Exercise goal: Pull out every line in the data that has the string "this" in it.

--- Exercise data ---

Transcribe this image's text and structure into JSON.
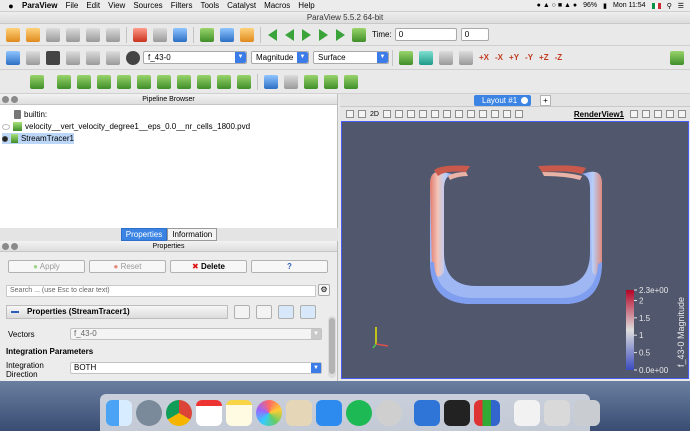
{
  "menubar": {
    "app": "ParaView",
    "items": [
      "File",
      "Edit",
      "View",
      "Sources",
      "Filters",
      "Tools",
      "Catalyst",
      "Macros",
      "Help"
    ],
    "battery": "96%",
    "clock": "Mon 11:54"
  },
  "window": {
    "title": "ParaView 5.5.2 64-bit"
  },
  "toolbar1": {
    "time_label": "Time:",
    "time_value": "0",
    "time_step": "0"
  },
  "toolbar2": {
    "array_value": "f_43-0",
    "component_value": "Magnitude",
    "representation_value": "Surface",
    "axis_buttons": [
      "+X",
      "-X",
      "+Y",
      "-Y",
      "+Z",
      "-Z"
    ]
  },
  "pipeline": {
    "title": "Pipeline Browser",
    "items": [
      {
        "label": "builtin:"
      },
      {
        "label": "velocity__vert_velocity_degree1__eps_0.0__nr_cells_1800.pvd"
      },
      {
        "label": "StreamTracer1"
      }
    ]
  },
  "tabs": {
    "properties": "Properties",
    "information": "Information"
  },
  "properties": {
    "title": "Properties",
    "apply": "Apply",
    "reset": "Reset",
    "delete": "Delete",
    "help": "?",
    "search_placeholder": "Search ... (use Esc to clear text)",
    "group_title": "Properties (StreamTracer1)",
    "vectors_label": "Vectors",
    "vectors_value": "f_43-0",
    "integration_header": "Integration Parameters",
    "integration_direction_label": "Integration Direction",
    "integration_direction_value": "BOTH"
  },
  "layout": {
    "tab": "Layout #1",
    "plus": "+",
    "render_view": "RenderView1",
    "view_2d": "2D"
  },
  "colorbar": {
    "title": "f_43-0 Magnitude",
    "ticks": [
      "2.3e+00",
      "2",
      "1.5",
      "1",
      "0.5",
      "0.0e+00"
    ],
    "tick_values": [
      2.3,
      2,
      1.5,
      1,
      0.5,
      0
    ],
    "range": [
      0,
      2.3
    ]
  },
  "colors": {
    "accent": "#3b84e4",
    "viewport_bg": "#51576d",
    "low": "#3b4cc0",
    "high": "#b40426"
  }
}
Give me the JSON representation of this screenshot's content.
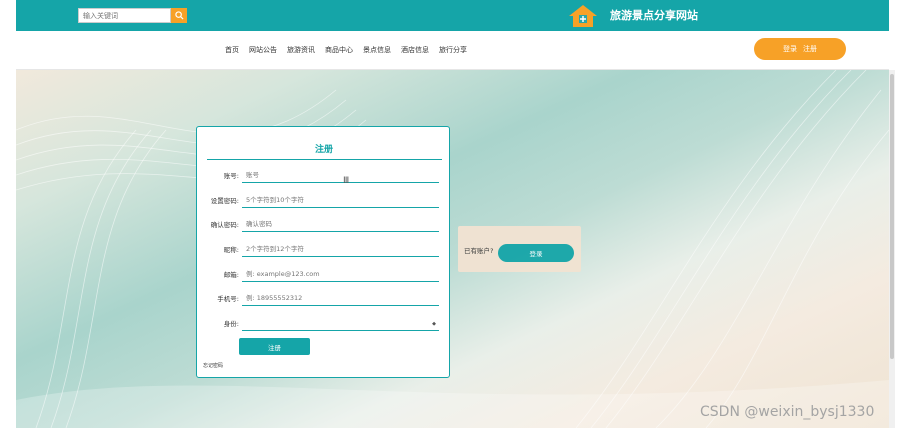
{
  "header": {
    "search": {
      "placeholder": "输入关键词"
    },
    "site_title": "旅游景点分享网站"
  },
  "nav": {
    "items": [
      "首页",
      "网站公告",
      "旅游资讯",
      "商品中心",
      "景点信息",
      "酒店信息",
      "旅行分享"
    ],
    "login_label": "登录",
    "register_label": "注册"
  },
  "register_form": {
    "title": "注册",
    "fields": [
      {
        "label": "账号:",
        "placeholder": "账号"
      },
      {
        "label": "设置密码:",
        "placeholder": "5个字符到10个字符"
      },
      {
        "label": "确认密码:",
        "placeholder": "确认密码"
      },
      {
        "label": "昵称:",
        "placeholder": "2个字符到12个字符"
      },
      {
        "label": "邮箱:",
        "placeholder": "例: example@123.com"
      },
      {
        "label": "手机号:",
        "placeholder": "例: 18955552312"
      },
      {
        "label": "身份:",
        "value": ""
      }
    ],
    "submit_label": "注册",
    "forgot_label": "忘记密码"
  },
  "login_prompt": {
    "text": "已有账户?",
    "button_label": "登录"
  },
  "watermark": "CSDN @weixin_bysj1330",
  "colors": {
    "accent": "#15a5a8",
    "orange": "#f7a127"
  },
  "icons": [
    "search-icon",
    "home-logo-icon",
    "chevron-down-icon",
    "text-cursor-icon"
  ]
}
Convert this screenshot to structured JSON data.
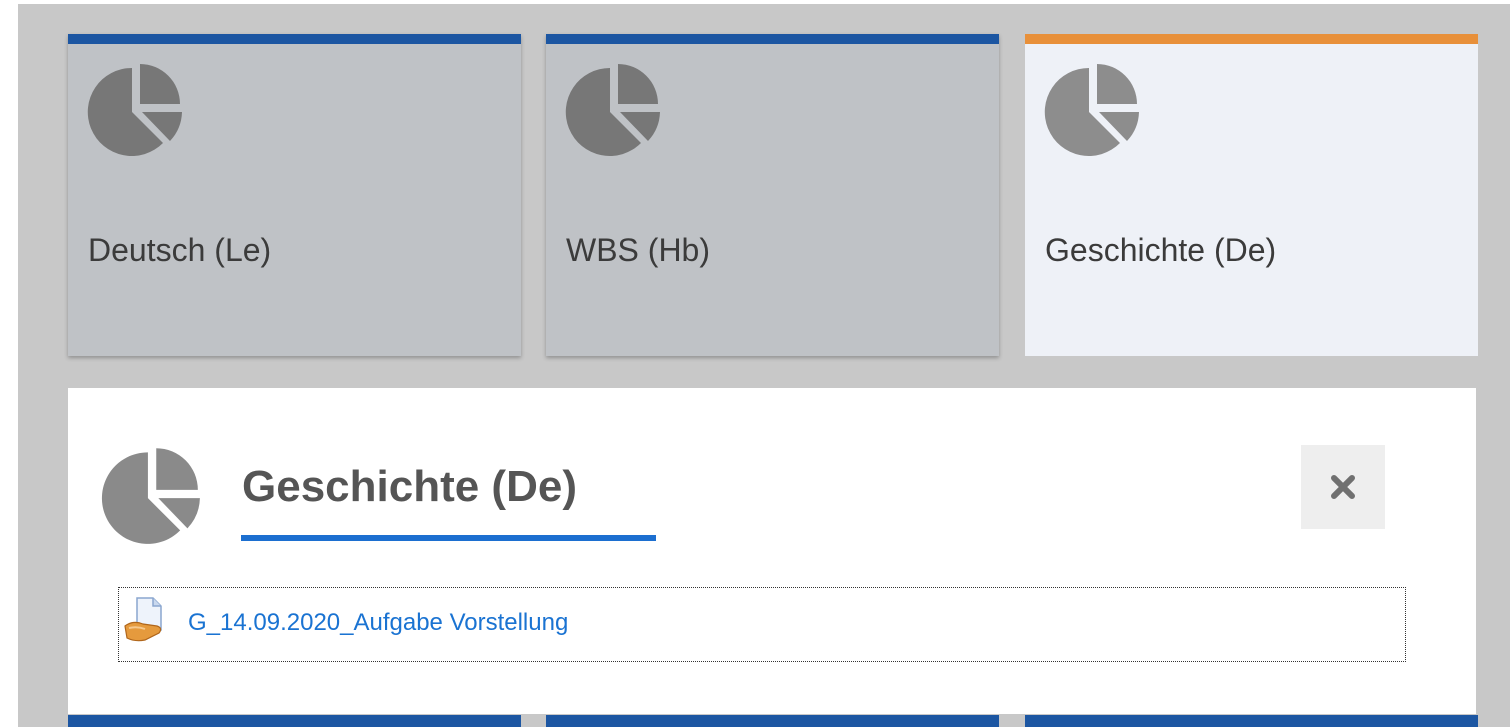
{
  "courses": [
    {
      "label": "Deutsch (Le)",
      "accent": "#1c56a2",
      "icon": "pie-chart-icon"
    },
    {
      "label": "WBS (Hb)",
      "accent": "#1c56a2",
      "icon": "pie-chart-icon"
    },
    {
      "label": "Geschichte (De)",
      "accent": "#e8903a",
      "icon": "pie-chart-icon",
      "selected": true
    }
  ],
  "panel": {
    "title": "Geschichte (De)",
    "icon": "pie-chart-icon",
    "close_icon": "close-icon",
    "files": [
      {
        "name": "G_14.09.2020_Aufgabe Vorstellung",
        "icon": "assignment-file-icon"
      }
    ]
  },
  "colors": {
    "accent_blue": "#1c56a2",
    "accent_orange": "#e8903a",
    "link_blue": "#1a73d2",
    "title_underline": "#1c6fd0"
  }
}
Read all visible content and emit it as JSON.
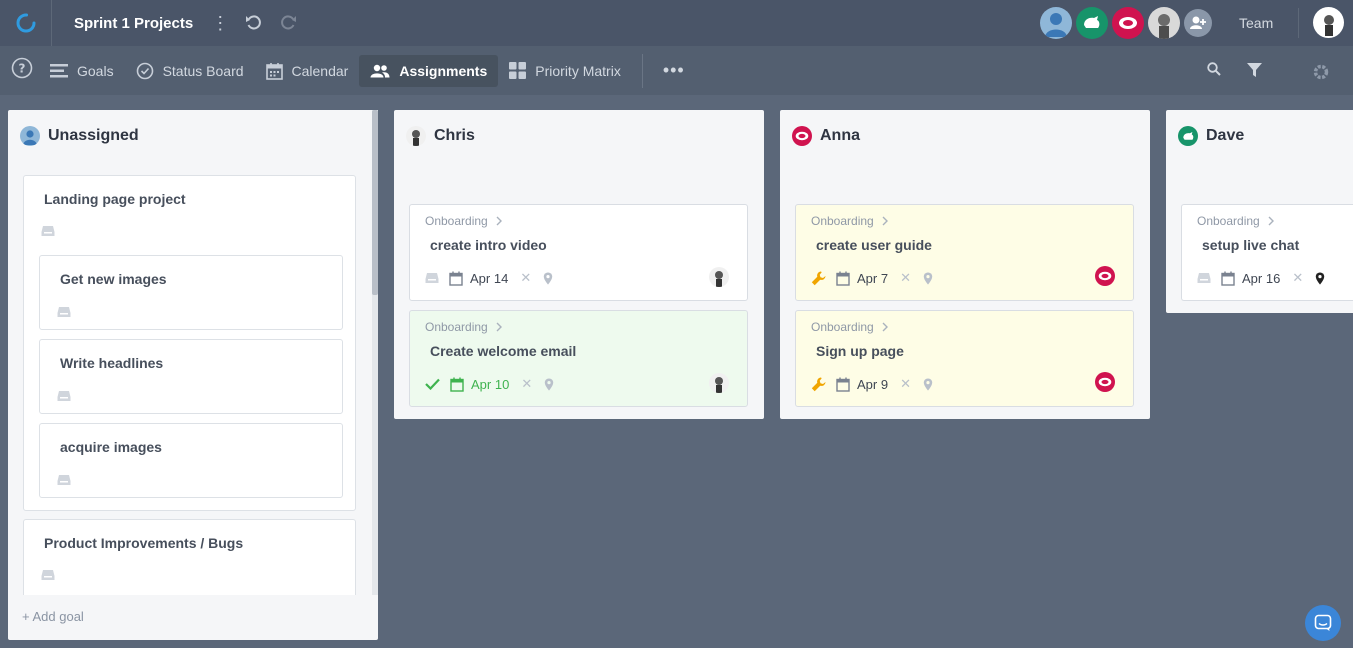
{
  "header": {
    "project_title": "Sprint 1 Projects",
    "team_label": "Team"
  },
  "nav": {
    "items": [
      {
        "label": "Goals",
        "icon": "list-icon"
      },
      {
        "label": "Status Board",
        "icon": "check-circle-icon"
      },
      {
        "label": "Calendar",
        "icon": "calendar-icon"
      },
      {
        "label": "Assignments",
        "icon": "people-icon",
        "active": true
      },
      {
        "label": "Priority Matrix",
        "icon": "grid-icon"
      }
    ]
  },
  "colors": {
    "accent": "#2f9be0",
    "brand_red": "#d0134f",
    "brand_green": "#17946a",
    "done_green": "#3fb34f",
    "in_progress": "#f0a500"
  },
  "columns": {
    "unassigned": {
      "name": "Unassigned",
      "goals": [
        {
          "title": "Landing page project",
          "subgoals": [
            "Get new images",
            "Write headlines",
            "acquire images"
          ]
        },
        {
          "title": "Product Improvements / Bugs"
        }
      ],
      "add_goal": "+ Add goal"
    },
    "chris": {
      "name": "Chris",
      "tasks": [
        {
          "crumb": "Onboarding",
          "title": "create intro video",
          "date": "Apr 14",
          "status": "none"
        },
        {
          "crumb": "Onboarding",
          "title": "Create welcome email",
          "date": "Apr 10",
          "status": "done"
        }
      ]
    },
    "anna": {
      "name": "Anna",
      "tasks": [
        {
          "crumb": "Onboarding",
          "title": "create user guide",
          "date": "Apr 7",
          "status": "in-progress"
        },
        {
          "crumb": "Onboarding",
          "title": "Sign up page",
          "date": "Apr 9",
          "status": "in-progress"
        }
      ]
    },
    "dave": {
      "name": "Dave",
      "tasks": [
        {
          "crumb": "Onboarding",
          "title": "setup live chat",
          "date": "Apr 16",
          "status": "none"
        }
      ]
    }
  }
}
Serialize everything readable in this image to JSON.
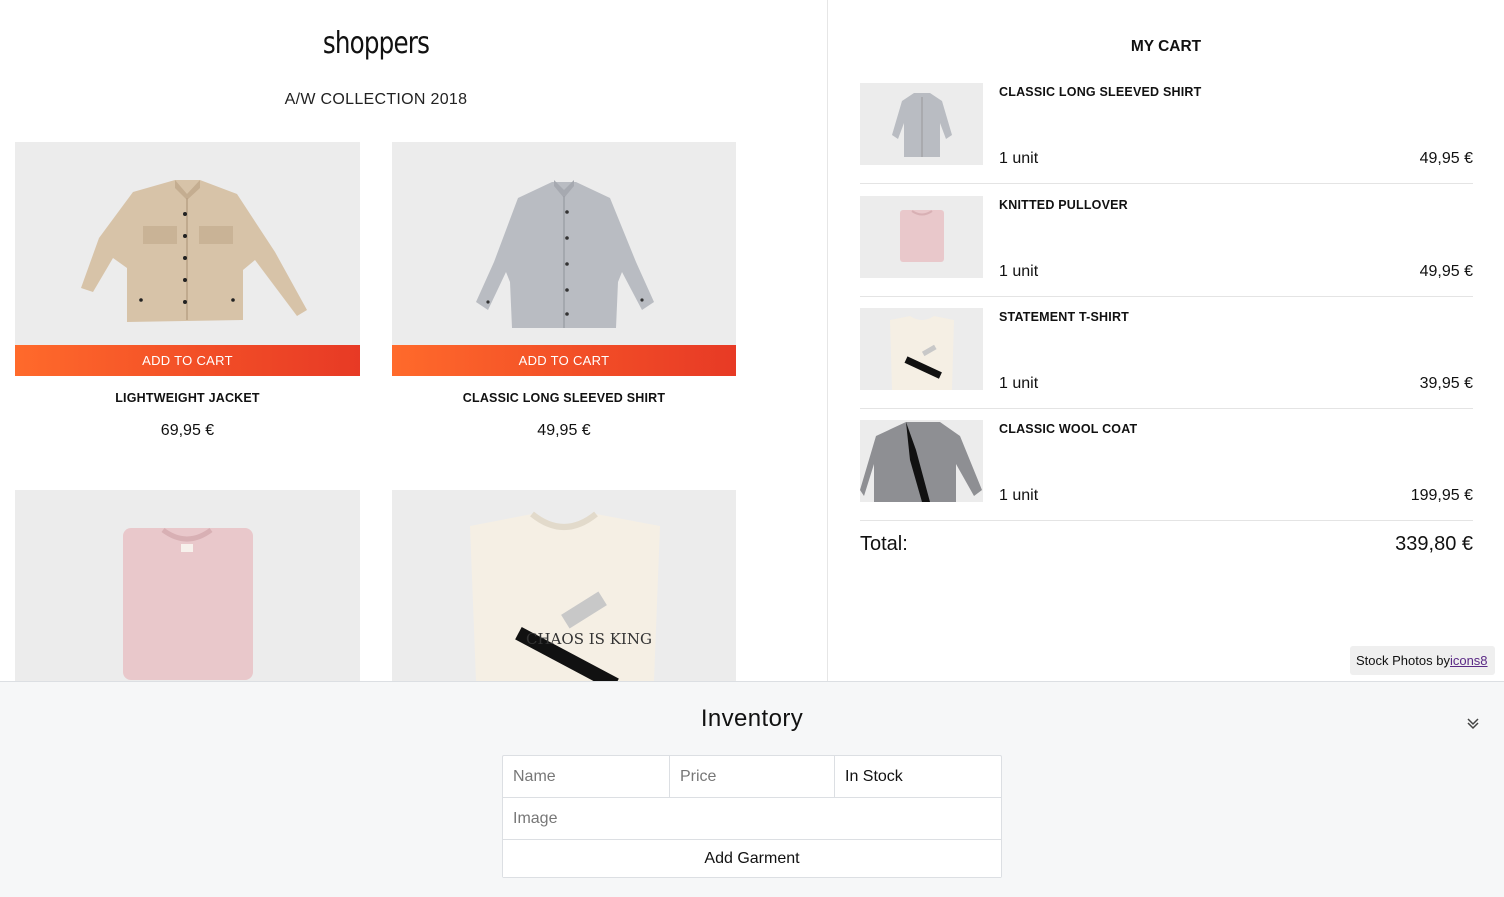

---

The completed task:
Transcribe this image's text and structure into JSON.
Give me the JSON representation of this screenshot's content.
Convert this screenshot to structured JSON data.
Serialize everything readable in this image to JSON.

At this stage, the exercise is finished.